Hundreds of government staff stopped work yesterday, not for a strike but a song.

For a few minutes, everyone at the Ministry for Business Innovation and Employment's Wellington HQ was singing from the same song sheet.

It was a high point of the Ministry's Te Wiki o Te Reo Māori events, which included online teaching modules and helping people learn their mihi.

Staff lined the balconies to sing the waiata Tūtira Mai Ngā Iwi - a song about coming together.

Hinemaua Rikirangi from the Ministry's Māori economic development team said, "the key thing is actually about encouraging people to make the effort".

"Those are some of the key steps that we hope to nurture and grow," she said.

“Te Wiki o Te Reo Māori was about celebrating the reo's taonga, or treasure, which is unique to Aotearoa.”

The enthusiasm rubbed off on some staff.

Deirdre Millar who came to Aotearoa from Ireland 12 years ago said, "it made me proud to see people embracing the indigenous language".

"Too many things get lost when a language is lost: your identity, your culture, everything," she said.

The ministry's longer term goal is to build awareness of the Māori culture and language to ensure the minority isn't forgotten in policy.

Raniera Albert, who led the waiata, said he hoped that in 10 years' time "Māori are at the forefront of policy decisions".

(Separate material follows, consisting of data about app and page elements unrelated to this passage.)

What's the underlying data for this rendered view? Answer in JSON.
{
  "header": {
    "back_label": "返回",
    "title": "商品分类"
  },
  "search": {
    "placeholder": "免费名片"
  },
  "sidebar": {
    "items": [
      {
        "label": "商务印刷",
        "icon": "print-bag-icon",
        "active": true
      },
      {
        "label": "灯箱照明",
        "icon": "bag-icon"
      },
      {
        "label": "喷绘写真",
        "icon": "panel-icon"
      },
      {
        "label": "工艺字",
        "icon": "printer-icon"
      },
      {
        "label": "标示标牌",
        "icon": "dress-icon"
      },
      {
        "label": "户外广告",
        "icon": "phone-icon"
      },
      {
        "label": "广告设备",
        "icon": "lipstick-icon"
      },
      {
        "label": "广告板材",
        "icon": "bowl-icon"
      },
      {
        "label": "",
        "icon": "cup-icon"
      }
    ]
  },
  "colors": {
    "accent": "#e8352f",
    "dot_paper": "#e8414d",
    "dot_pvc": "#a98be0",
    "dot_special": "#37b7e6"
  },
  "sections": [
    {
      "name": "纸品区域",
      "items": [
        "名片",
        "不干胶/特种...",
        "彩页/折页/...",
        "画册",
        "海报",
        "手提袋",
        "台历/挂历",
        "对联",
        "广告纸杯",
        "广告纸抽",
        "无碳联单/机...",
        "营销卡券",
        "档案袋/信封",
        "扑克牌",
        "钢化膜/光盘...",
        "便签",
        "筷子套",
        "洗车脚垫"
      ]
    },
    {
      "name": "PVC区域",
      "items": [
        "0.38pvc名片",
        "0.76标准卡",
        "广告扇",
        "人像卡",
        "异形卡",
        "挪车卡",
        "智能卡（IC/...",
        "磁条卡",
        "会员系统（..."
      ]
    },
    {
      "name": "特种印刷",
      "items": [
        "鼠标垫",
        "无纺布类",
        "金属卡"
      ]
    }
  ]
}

"Where we are not the afterthought of the afterthought, where New Zealand's policies work for, but for Pasifika as well."

Everyone at the Ministry for Business Innovation and Employment's Wellington HQ was singing from the same song sheet as part of the ministry's Te Wiki o Te Reo Māori events. Source: 1 NEWS


From remand home to rap – young Dunedin men using rap to turn their lives around

Two young Dunedin men are using rap music to turn their lives around.

Cleveland and Hoepo had a troubled start to life and recently spent time in a remand home.

However, with the help of social worker Nan, the pair changed their mindset and are determined to rap themselves to a better future.

Seven Sharp has their inspiring story in the video above.

After a troubled start to life, Cleveland and Hoepo have changed their mindset around and are determined to rap themselves to a better future. Source: Seven Sharp